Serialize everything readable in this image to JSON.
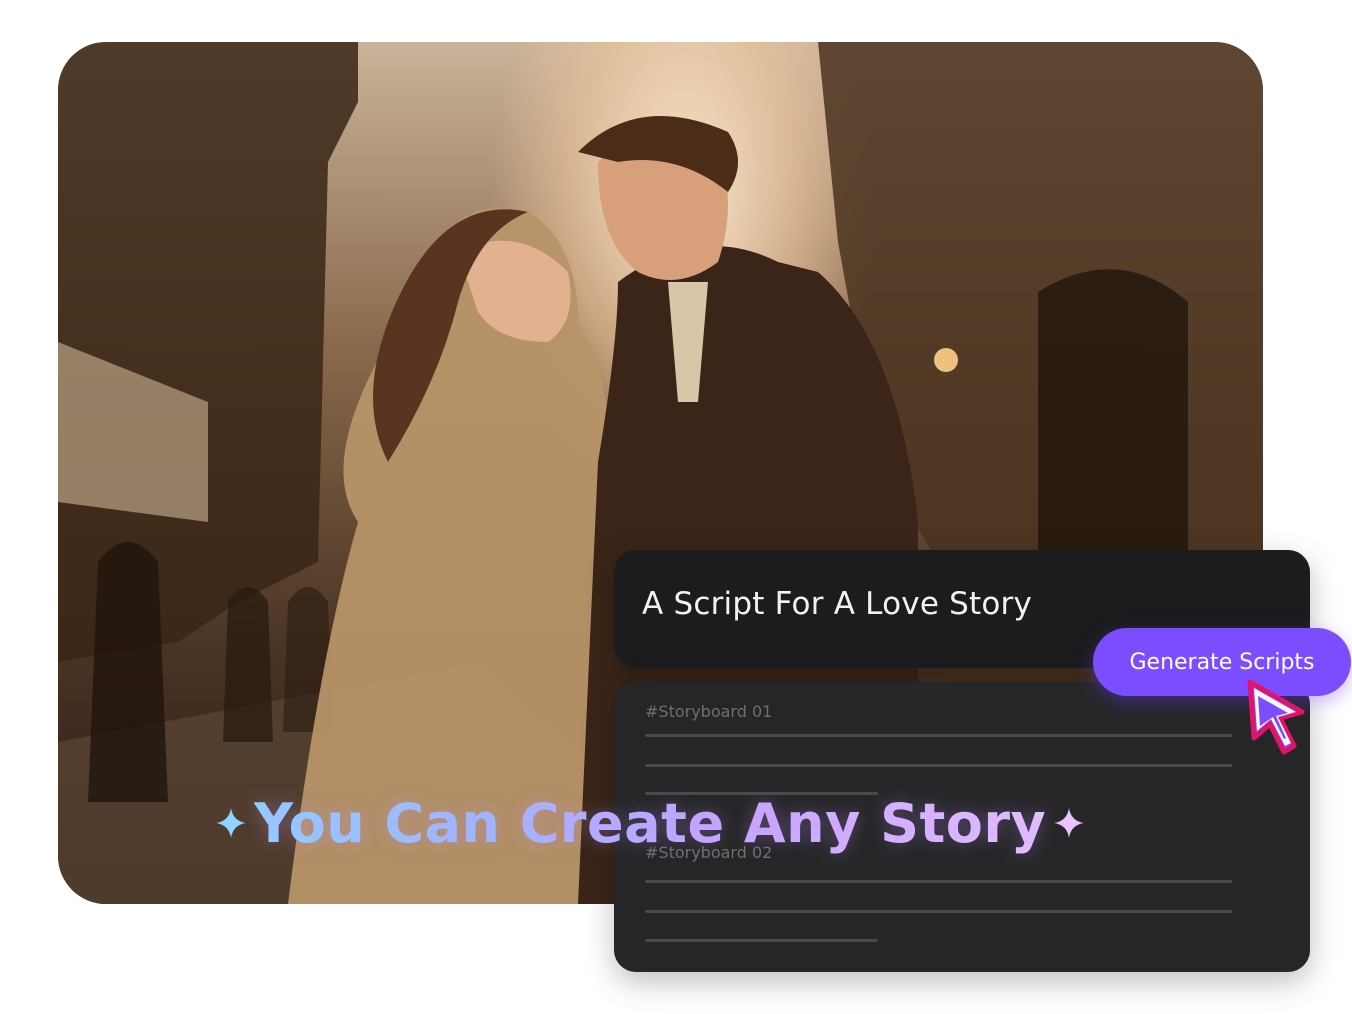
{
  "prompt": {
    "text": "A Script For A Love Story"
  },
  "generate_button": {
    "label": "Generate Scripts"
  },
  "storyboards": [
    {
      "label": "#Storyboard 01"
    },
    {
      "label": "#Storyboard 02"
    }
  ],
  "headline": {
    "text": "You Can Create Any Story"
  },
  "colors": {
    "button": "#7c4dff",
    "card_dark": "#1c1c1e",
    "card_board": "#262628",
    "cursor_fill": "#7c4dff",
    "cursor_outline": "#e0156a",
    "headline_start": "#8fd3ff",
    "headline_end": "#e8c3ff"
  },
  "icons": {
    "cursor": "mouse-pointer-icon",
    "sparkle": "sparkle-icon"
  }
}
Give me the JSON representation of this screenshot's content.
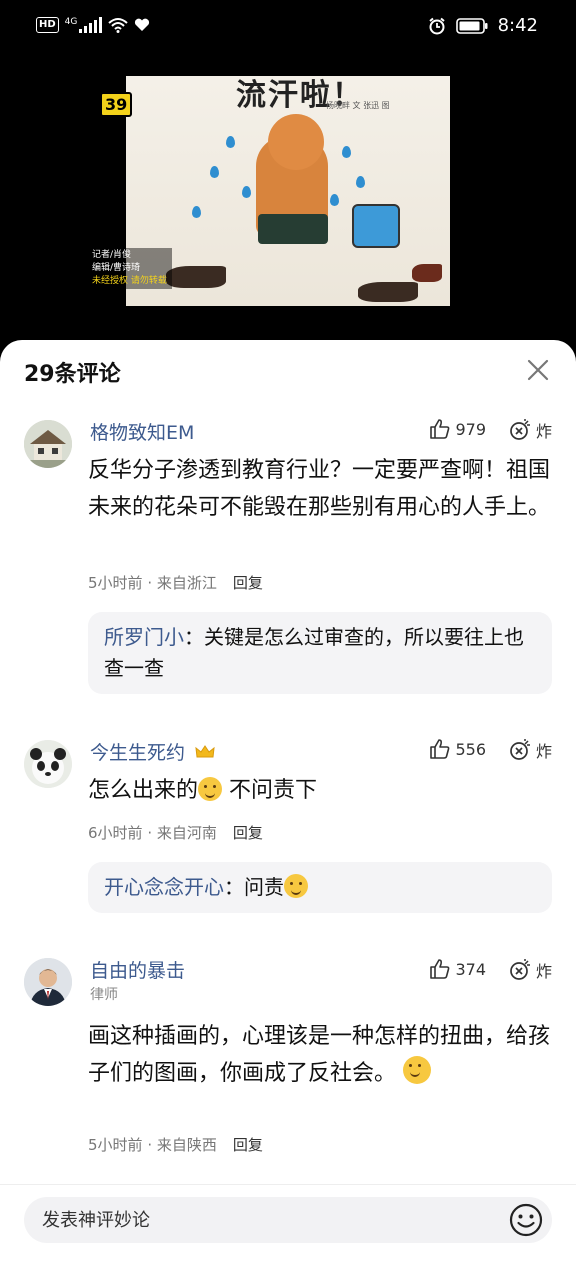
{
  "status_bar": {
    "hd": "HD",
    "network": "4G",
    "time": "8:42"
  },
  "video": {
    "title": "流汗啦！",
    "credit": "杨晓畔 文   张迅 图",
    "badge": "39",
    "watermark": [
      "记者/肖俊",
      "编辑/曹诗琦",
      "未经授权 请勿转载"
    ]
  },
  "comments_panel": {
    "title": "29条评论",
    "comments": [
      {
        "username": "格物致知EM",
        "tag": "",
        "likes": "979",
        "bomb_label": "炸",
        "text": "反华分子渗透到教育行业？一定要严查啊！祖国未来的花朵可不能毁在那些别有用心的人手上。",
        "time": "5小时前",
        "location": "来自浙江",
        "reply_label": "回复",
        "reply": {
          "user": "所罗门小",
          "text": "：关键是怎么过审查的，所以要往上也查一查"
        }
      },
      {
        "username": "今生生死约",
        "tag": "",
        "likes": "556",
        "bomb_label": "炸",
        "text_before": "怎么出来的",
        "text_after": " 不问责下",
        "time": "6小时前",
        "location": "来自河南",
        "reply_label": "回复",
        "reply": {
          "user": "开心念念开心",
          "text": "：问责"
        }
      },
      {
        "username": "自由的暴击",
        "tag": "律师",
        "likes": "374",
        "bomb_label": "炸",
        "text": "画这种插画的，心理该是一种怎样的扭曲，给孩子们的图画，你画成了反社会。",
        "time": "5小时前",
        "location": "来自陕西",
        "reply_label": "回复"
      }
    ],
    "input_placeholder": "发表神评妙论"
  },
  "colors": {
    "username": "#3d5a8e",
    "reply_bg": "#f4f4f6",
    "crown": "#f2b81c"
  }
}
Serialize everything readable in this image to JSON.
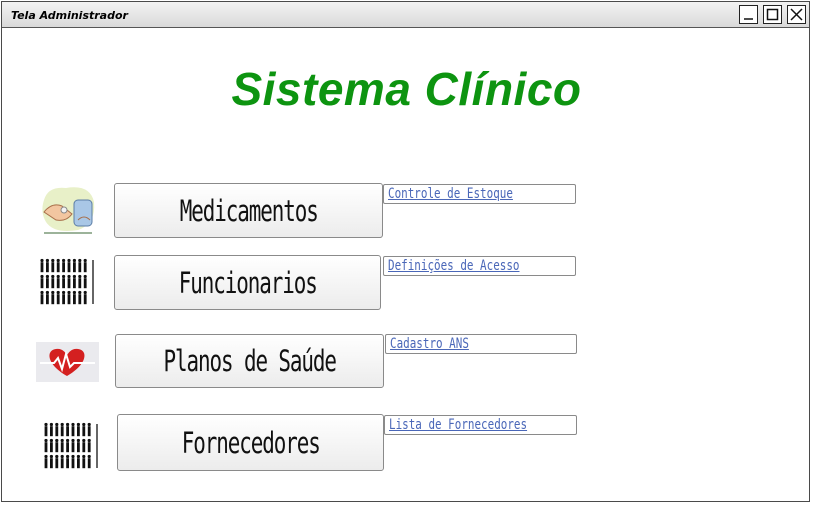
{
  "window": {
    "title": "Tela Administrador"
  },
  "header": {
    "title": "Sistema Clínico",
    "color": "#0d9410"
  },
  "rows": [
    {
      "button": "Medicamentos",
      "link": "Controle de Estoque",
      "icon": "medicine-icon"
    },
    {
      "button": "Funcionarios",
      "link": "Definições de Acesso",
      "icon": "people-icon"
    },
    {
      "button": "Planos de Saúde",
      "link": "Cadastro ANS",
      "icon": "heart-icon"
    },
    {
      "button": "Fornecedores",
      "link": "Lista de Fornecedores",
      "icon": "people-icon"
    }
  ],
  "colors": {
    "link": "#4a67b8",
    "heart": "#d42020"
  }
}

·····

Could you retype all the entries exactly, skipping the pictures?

Serialize everything readable in this image to JSON.
{
  "prompt": {
    "text": "A Script For A Love Story"
  },
  "generate_button": {
    "label": "Generate Scripts"
  },
  "storyboards": [
    {
      "label": "#Storyboard 01"
    },
    {
      "label": "#Storyboard 02"
    }
  ],
  "headline": {
    "text": "You Can Create Any Story"
  },
  "colors": {
    "button": "#7c4dff",
    "card_dark": "#1c1c1e",
    "card_board": "#262628",
    "cursor_fill": "#7c4dff",
    "cursor_outline": "#e0156a",
    "headline_start": "#8fd3ff",
    "headline_end": "#e8c3ff"
  },
  "icons": {
    "cursor": "mouse-pointer-icon",
    "sparkle": "sparkle-icon"
  }
}
Give me the JSON representation of this screenshot's content.
{
  "status_bar": {
    "hd": "HD",
    "network": "4G",
    "time": "8:42"
  },
  "video": {
    "title": "流汗啦！",
    "credit": "杨晓畔 文   张迅 图",
    "badge": "39",
    "watermark": [
      "记者/肖俊",
      "编辑/曹诗琦",
      "未经授权 请勿转载"
    ]
  },
  "comments_panel": {
    "title": "29条评论",
    "comments": [
      {
        "username": "格物致知EM",
        "tag": "",
        "likes": "979",
        "bomb_label": "炸",
        "text": "反华分子渗透到教育行业？一定要严查啊！祖国未来的花朵可不能毁在那些别有用心的人手上。",
        "time": "5小时前",
        "location": "来自浙江",
        "reply_label": "回复",
        "reply": {
          "user": "所罗门小",
          "text": "：关键是怎么过审查的，所以要往上也查一查"
        }
      },
      {
        "username": "今生生死约",
        "tag": "",
        "likes": "556",
        "bomb_label": "炸",
        "text_before": "怎么出来的",
        "text_after": " 不问责下",
        "time": "6小时前",
        "location": "来自河南",
        "reply_label": "回复",
        "reply": {
          "user": "开心念念开心",
          "text": "：问责"
        }
      },
      {
        "username": "自由的暴击",
        "tag": "律师",
        "likes": "374",
        "bomb_label": "炸",
        "text": "画这种插画的，心理该是一种怎样的扭曲，给孩子们的图画，你画成了反社会。",
        "time": "5小时前",
        "location": "来自陕西",
        "reply_label": "回复"
      }
    ],
    "input_placeholder": "发表神评妙论"
  },
  "colors": {
    "username": "#3d5a8e",
    "reply_bg": "#f4f4f6",
    "crown": "#f2b81c"
  }
}
Serialize everything readable in this image to JSON.
{
  "window": {
    "title": "Tela Administrador"
  },
  "header": {
    "title": "Sistema Clínico",
    "color": "#0d9410"
  },
  "rows": [
    {
      "button": "Medicamentos",
      "link": "Controle de Estoque",
      "icon": "medicine-icon"
    },
    {
      "button": "Funcionarios",
      "link": "Definições de Acesso",
      "icon": "people-icon"
    },
    {
      "button": "Planos de Saúde",
      "link": "Cadastro ANS",
      "icon": "heart-icon"
    },
    {
      "button": "Fornecedores",
      "link": "Lista de Fornecedores",
      "icon": "people-icon"
    }
  ],
  "colors": {
    "link": "#4a67b8",
    "heart": "#d42020"
  }
}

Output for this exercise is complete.